Now that Minneapolis has been food truck–friendlier for a few years — thank you, City Council — it's worth revisiting the idea of using a food truck as a test run for a restaurant. One local entrepreneur who pulled off the feat is chef Sameh Wadi.
With his brother Saed, Wadi started World Street Kitchen as a food truck in September 2010, at a fraction of the cost and time that a restaurant would have required. Once his concept (global flavors, low prices) proved popular, he also turned it into an Uptown restaurant in November 2012.
Wadi had originally intended to launch the concept as a restaurant, but when Minneapolis made it easier to launch food trucks, he had a change of plans. "I wanted to do street food, and what better way to do it than actually in the street," he says.
In designing the restaurant, he aimed to recreate the food truck feel, matching its atmosphere, counter service, and even prices while also broadening the menu to take advantage of a larger kitchen.
"The design of the place somehow feels like the truck," says Randall Nelson, a frequent customer of both the food truck and the restaurant. "I love the expansion of the menu and the open kitchen."
Wadi, who with his brother also runs Saffron Restaurant & Lounge in downtown Minneapolis, offers plenty of advice for would-be restaurateurs. Hospitality gets overlooked in a lot of places, he notes, but WSK treats its customers right. "I call them guests; they're in my house."
He also stresses the importance of dedication, hard work, and a solid crew. And he says it's important to resist the temptation to cut corners — maintaining high-quality food, he says, gives WSK an edge in the long run.
For all that, though, Wadi believes there's no secret to success in the restaurant business and that simply being in it is a risk. "It's dice - you just roll and hope for the best."

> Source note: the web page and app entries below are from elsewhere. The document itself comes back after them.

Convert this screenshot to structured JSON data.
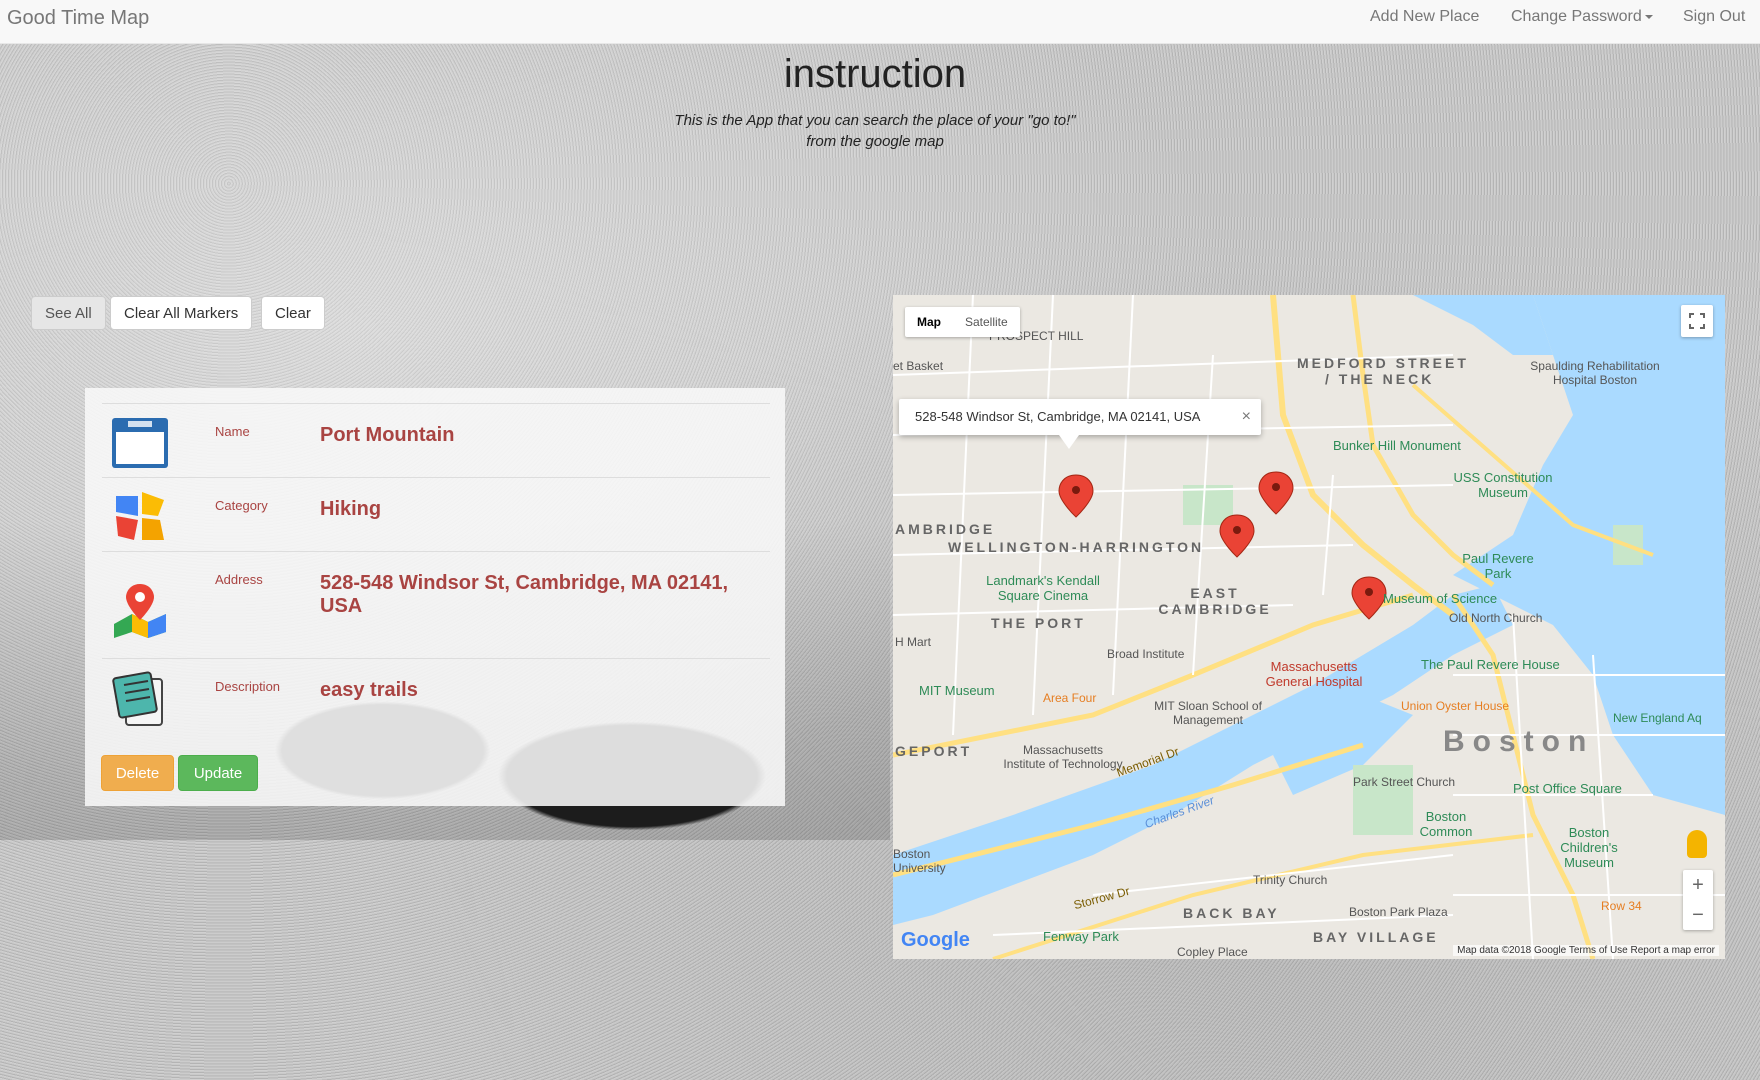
{
  "navbar": {
    "brand": "Good Time Map",
    "add_new_place": "Add New Place",
    "change_password": "Change Password",
    "sign_out": "Sign Out"
  },
  "instruction": {
    "title": "instruction",
    "line1": "This is the App that you can search the place of your \"go to!\"",
    "line2": "from the google map"
  },
  "actions": {
    "see_all": "See All",
    "clear_all_markers": "Clear All Markers",
    "clear": "Clear"
  },
  "place_card": {
    "rows": [
      {
        "label": "Name",
        "value": "Port Mountain",
        "icon": "name-tag-icon"
      },
      {
        "label": "Category",
        "value": "Hiking",
        "icon": "category-icon"
      },
      {
        "label": "Address",
        "value": "528-548 Windsor St, Cambridge, MA 02141, USA",
        "icon": "map-pin-icon"
      },
      {
        "label": "Description",
        "value": "easy trails",
        "icon": "notepad-icon"
      }
    ],
    "delete_label": "Delete",
    "update_label": "Update"
  },
  "map": {
    "map_type_map": "Map",
    "map_type_satellite": "Satellite",
    "info_window_address": "528-548 Windsor St, Cambridge, MA 02141, USA",
    "info_window_close": "×",
    "zoom_in": "+",
    "zoom_out": "−",
    "google_logo": "Google",
    "attribution": "Map data ©2018 Google   Terms of Use   Report a map error",
    "labels": {
      "prospect_hill": "PROSPECT HILL",
      "medford_street": "MEDFORD STREET",
      "the_neck": "/ THE NECK",
      "spaulding": "Spaulding Rehabilitation Hospital Boston",
      "bunker_hill": "Bunker Hill Monument",
      "uss_constitution": "USS Constitution Museum",
      "wellington": "WELLINGTON-HARRINGTON",
      "east_cambridge": "EAST CAMBRIDGE",
      "the_port": "THE PORT",
      "landmarks": "Landmark's Kendall Square Cinema",
      "paul_revere_park": "Paul Revere Park",
      "museum_science": "Museum of Science",
      "old_north": "Old North Church",
      "broad_institute": "Broad Institute",
      "mass_general": "Massachusetts General Hospital",
      "paul_revere_house": "The Paul Revere House",
      "mit_museum": "MIT Museum",
      "area_four": "Area Four",
      "mit_sloan": "MIT Sloan School of Management",
      "union_oyster": "Union Oyster House",
      "boston": "Boston",
      "mit": "Massachusetts Institute of Technology",
      "memorial_dr": "Memorial Dr",
      "charles_river": "Charles River",
      "park_street": "Park Street Church",
      "post_office_sq": "Post Office Square",
      "boston_common": "Boston Common",
      "childrens_museum": "Boston Children's Museum",
      "trinity": "Trinity Church",
      "back_bay": "BACK BAY",
      "bay_village": "BAY VILLAGE",
      "boston_park_plaza": "Boston Park Plaza",
      "fenway_park": "Fenway Park",
      "copley": "Copley Place",
      "storrow": "Storrow Dr",
      "new_england_aq": "New England Aq",
      "boston_university": "Boston University",
      "geport": "GEPORT",
      "ambridge": "AMBRIDGE",
      "h_mart": "H Mart",
      "et_basket": "et Basket",
      "row34": "Row 34"
    }
  }
}
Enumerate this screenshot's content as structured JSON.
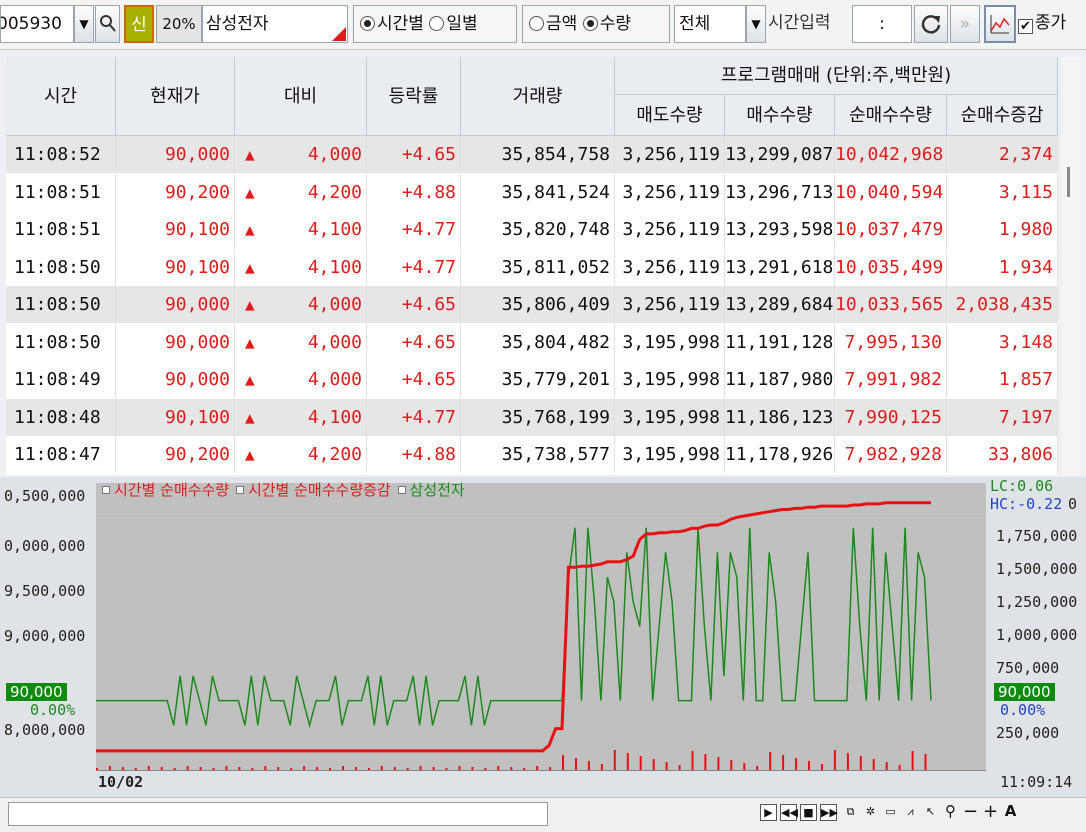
{
  "toolbar": {
    "code": "005930",
    "credit_label": "신",
    "margin": "20%",
    "stock_name": "삼성전자",
    "mode_time": "시간별",
    "mode_day": "일별",
    "unit_amount": "금액",
    "unit_qty": "수량",
    "filter": "전체",
    "time_input_label": "시간입력",
    "time_value": " : ",
    "close_label": "종가"
  },
  "grid": {
    "headers": {
      "time": "시간",
      "price": "현재가",
      "change": "대비",
      "rate": "등락률",
      "volume": "거래량",
      "program": "프로그램매매 (단위:주,백만원)",
      "sell_qty": "매도수량",
      "buy_qty": "매수수량",
      "net_qty": "순매수수량",
      "net_delta": "순매수증감"
    },
    "rows": [
      {
        "time": "11:08:52",
        "price": "90,000",
        "change": "4,000",
        "rate": "+4.65",
        "volume": "35,854,758",
        "sell": "3,256,119",
        "buy": "13,299,087",
        "net": "10,042,968",
        "delta": "2,374"
      },
      {
        "time": "11:08:51",
        "price": "90,200",
        "change": "4,200",
        "rate": "+4.88",
        "volume": "35,841,524",
        "sell": "3,256,119",
        "buy": "13,296,713",
        "net": "10,040,594",
        "delta": "3,115"
      },
      {
        "time": "11:08:51",
        "price": "90,100",
        "change": "4,100",
        "rate": "+4.77",
        "volume": "35,820,748",
        "sell": "3,256,119",
        "buy": "13,293,598",
        "net": "10,037,479",
        "delta": "1,980"
      },
      {
        "time": "11:08:50",
        "price": "90,100",
        "change": "4,100",
        "rate": "+4.77",
        "volume": "35,811,052",
        "sell": "3,256,119",
        "buy": "13,291,618",
        "net": "10,035,499",
        "delta": "1,934"
      },
      {
        "time": "11:08:50",
        "price": "90,000",
        "change": "4,000",
        "rate": "+4.65",
        "volume": "35,806,409",
        "sell": "3,256,119",
        "buy": "13,289,684",
        "net": "10,033,565",
        "delta": "2,038,435"
      },
      {
        "time": "11:08:50",
        "price": "90,000",
        "change": "4,000",
        "rate": "+4.65",
        "volume": "35,804,482",
        "sell": "3,195,998",
        "buy": "11,191,128",
        "net": "7,995,130",
        "delta": "3,148"
      },
      {
        "time": "11:08:49",
        "price": "90,000",
        "change": "4,000",
        "rate": "+4.65",
        "volume": "35,779,201",
        "sell": "3,195,998",
        "buy": "11,187,980",
        "net": "7,991,982",
        "delta": "1,857"
      },
      {
        "time": "11:08:48",
        "price": "90,100",
        "change": "4,100",
        "rate": "+4.77",
        "volume": "35,768,199",
        "sell": "3,195,998",
        "buy": "11,186,123",
        "net": "7,990,125",
        "delta": "7,197"
      },
      {
        "time": "11:08:47",
        "price": "90,200",
        "change": "4,200",
        "rate": "+4.88",
        "volume": "35,738,577",
        "sell": "3,195,998",
        "buy": "11,178,926",
        "net": "7,982,928",
        "delta": "33,806"
      }
    ]
  },
  "chart": {
    "legend": [
      "시간별 순매수수량",
      "시간별 순매수수량증감",
      "삼성전자"
    ],
    "left_axis": [
      "0,500,000",
      "0,000,000",
      "9,500,000",
      "9,000,000",
      "8,000,000"
    ],
    "right_axis": [
      "1,750,000",
      "1,500,000",
      "1,250,000",
      "1,000,000",
      "750,000",
      "250,000"
    ],
    "lc": "LC:0.06",
    "hc": "HC:-0.22",
    "right_top": "0",
    "price_tag": "90,000",
    "pct_tag": "0.00%",
    "date_label": "10/02",
    "time_label": "11:09:14",
    "colors": {
      "net": "#e81010",
      "price": "#1b8a1b",
      "tag": "#0f8c10"
    }
  },
  "chart_data": {
    "type": "line",
    "title": "",
    "series": [
      {
        "name": "삼성전자",
        "values": [
          89700,
          89700,
          89700,
          89700,
          89700,
          89700,
          89700,
          89700,
          89700,
          89700,
          89700,
          89700,
          89600,
          89800,
          89600,
          89800,
          89700,
          89600,
          89800,
          89700,
          89700,
          89700,
          89700,
          89600,
          89800,
          89600,
          89800,
          89700,
          89700,
          89700,
          89600,
          89800,
          89700,
          89600,
          89700,
          89700,
          89700,
          89800,
          89600,
          89700,
          89700,
          89700,
          89800,
          89600,
          89800,
          89600,
          89700,
          89700,
          89700,
          89800,
          89600,
          89800,
          89600,
          89700,
          89700,
          89700,
          89700,
          89800,
          89600,
          89800,
          89600,
          89700,
          89700,
          89700,
          89700,
          89700,
          89700,
          89700,
          89700,
          89700,
          89700,
          89700,
          89700,
          90200,
          90400,
          89700,
          90400,
          90100,
          89700,
          90200,
          90100,
          89700,
          90300,
          90100,
          90000,
          90400,
          89700,
          90000,
          90300,
          90100,
          89700,
          89700,
          89700,
          90400,
          90000,
          89700,
          90300,
          89800,
          90300,
          90200,
          89700,
          90400,
          89700,
          89700,
          90300,
          90100,
          89700,
          89700,
          89700,
          90000,
          90300,
          89700,
          89700,
          89700,
          89700,
          89700,
          89700,
          90400,
          90000,
          89700,
          90400,
          89700,
          90300,
          90000,
          89700,
          90400,
          89700,
          90300,
          90200,
          89700
        ]
      },
      {
        "name": "시간별 순매수수량",
        "values": [
          8300000,
          8300000,
          8300000,
          8300000,
          8300000,
          8300000,
          8300000,
          8300000,
          8300000,
          8300000,
          8300000,
          8300000,
          8300000,
          8300000,
          8300000,
          8300000,
          8300000,
          8300000,
          8300000,
          8300000,
          8300000,
          8300000,
          8300000,
          8300000,
          8300000,
          8300000,
          8300000,
          8300000,
          8300000,
          8300000,
          8300000,
          8300000,
          8300000,
          8300000,
          8300000,
          8300000,
          8300000,
          8300000,
          8300000,
          8300000,
          8300000,
          8300000,
          8300000,
          8300000,
          8300000,
          8300000,
          8300000,
          8300000,
          8300000,
          8300000,
          8300000,
          8300000,
          8300000,
          8300000,
          8300000,
          8300000,
          8300000,
          8300000,
          8300000,
          8300000,
          8300000,
          8300000,
          8300000,
          8300000,
          8300000,
          8300000,
          8300000,
          8300000,
          8300000,
          8300000,
          8350000,
          8500000,
          8500000,
          9950000,
          9950000,
          9960000,
          9960000,
          9970000,
          9980000,
          10000000,
          10000000,
          10000000,
          10020000,
          10050000,
          10200000,
          10250000,
          10250000,
          10260000,
          10260000,
          10270000,
          10270000,
          10280000,
          10300000,
          10300000,
          10320000,
          10330000,
          10330000,
          10350000,
          10380000,
          10400000,
          10410000,
          10420000,
          10430000,
          10440000,
          10450000,
          10460000,
          10470000,
          10470000,
          10480000,
          10480000,
          10490000,
          10490000,
          10500000,
          10500000,
          10500000,
          10500000,
          10500000,
          10510000,
          10510000,
          10520000,
          10520000,
          10520000,
          10530000,
          10530000,
          10530000,
          10530000,
          10530000,
          10530000,
          10530000,
          10530000
        ]
      }
    ]
  }
}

Of course, as Wadi did, it helps if you can test your concept with a food truck first.